■ **Exercise brief**
Print all entries below exactly, without images.

[Page and application data records]
◇ ◇ ◇ ◇ ◇

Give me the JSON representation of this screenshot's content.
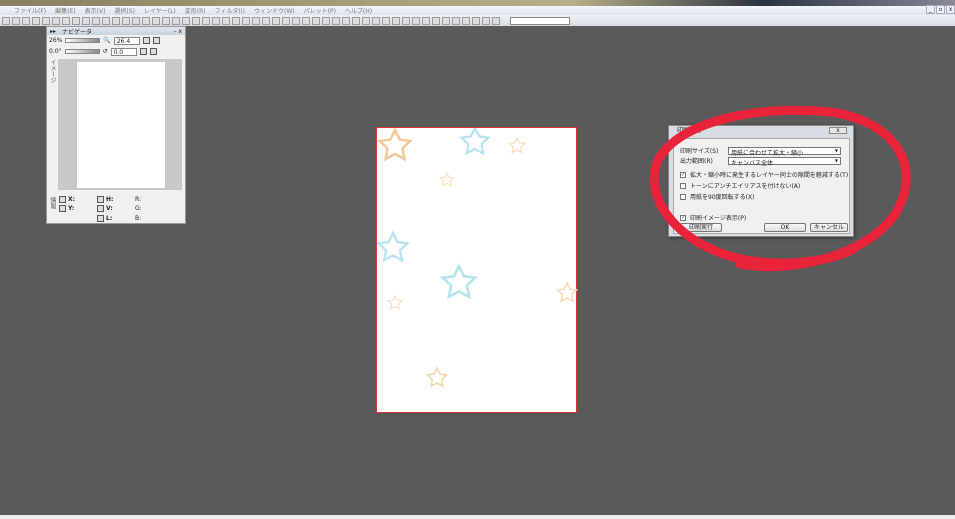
{
  "menu": [
    "ファイル(F)",
    "編集(E)",
    "表示(V)",
    "選択(S)",
    "レイヤー(L)",
    "変形(R)",
    "フィルタ(I)",
    "ウィンドウ(W)",
    "パレット(P)",
    "ヘルプ(H)"
  ],
  "window_buttons": [
    "_",
    "▫",
    "x"
  ],
  "navigator": {
    "tab_icon": "▸▸",
    "title": "ナビゲータ",
    "close": "– x",
    "zoom": "26.4",
    "rotate": "0.0",
    "zoom_label": "26%",
    "rotate_label": "0.0°",
    "side_tab": "イメージ",
    "info_tab": "情報",
    "info": {
      "x": "X:",
      "y": "Y:",
      "h": "H:",
      "v": "V:",
      "l": "L:",
      "r": "R:",
      "g": "G:",
      "b": "B:"
    }
  },
  "dialog": {
    "title": "印刷設定",
    "close": "x",
    "print_size_label": "印刷サイズ(S)",
    "print_size_value": "用紙に合わせて拡大・縮小",
    "output_range_label": "出力範囲(R)",
    "output_range_value": "キャンバス全体",
    "checkboxes": [
      {
        "label": "拡大・縮小時に発生するレイヤー同士の隙間を軽減する(T)",
        "checked": true
      },
      {
        "label": "トーンにアンチエイリアスを付けない(A)",
        "checked": false
      },
      {
        "label": "用紙を90度回転する(X)",
        "checked": false
      },
      {
        "label": "印刷イメージ表示(P)",
        "checked": true
      }
    ],
    "print_button": "印刷実行",
    "ok_button": "OK",
    "cancel_button": "キャンセル"
  },
  "accent": "#e8233a"
}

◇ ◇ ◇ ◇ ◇

■ **Response area**
Give me the JSON representation of this screenshot's content.
{
  "menu": [
    "ファイル(F)",
    "編集(E)",
    "表示(V)",
    "選択(S)",
    "レイヤー(L)",
    "変形(R)",
    "フィルタ(I)",
    "ウィンドウ(W)",
    "パレット(P)",
    "ヘルプ(H)"
  ],
  "window_buttons": [
    "_",
    "▫",
    "x"
  ],
  "navigator": {
    "tab_icon": "▸▸",
    "title": "ナビゲータ",
    "close": "– x",
    "zoom": "26.4",
    "rotate": "0.0",
    "zoom_label": "26%",
    "rotate_label": "0.0°",
    "side_tab": "イメージ",
    "info_tab": "情報",
    "info": {
      "x": "X:",
      "y": "Y:",
      "h": "H:",
      "v": "V:",
      "l": "L:",
      "r": "R:",
      "g": "G:",
      "b": "B:"
    }
  },
  "dialog": {
    "title": "印刷設定",
    "close": "x",
    "print_size_label": "印刷サイズ(S)",
    "print_size_value": "用紙に合わせて拡大・縮小",
    "output_range_label": "出力範囲(R)",
    "output_range_value": "キャンバス全体",
    "checkboxes": [
      {
        "label": "拡大・縮小時に発生するレイヤー同士の隙間を軽減する(T)",
        "checked": true
      },
      {
        "label": "トーンにアンチエイリアスを付けない(A)",
        "checked": false
      },
      {
        "label": "用紙を90度回転する(X)",
        "checked": false
      },
      {
        "label": "印刷イメージ表示(P)",
        "checked": true
      }
    ],
    "print_button": "印刷実行",
    "ok_button": "OK",
    "cancel_button": "キャンセル"
  },
  "accent": "#e8233a"
}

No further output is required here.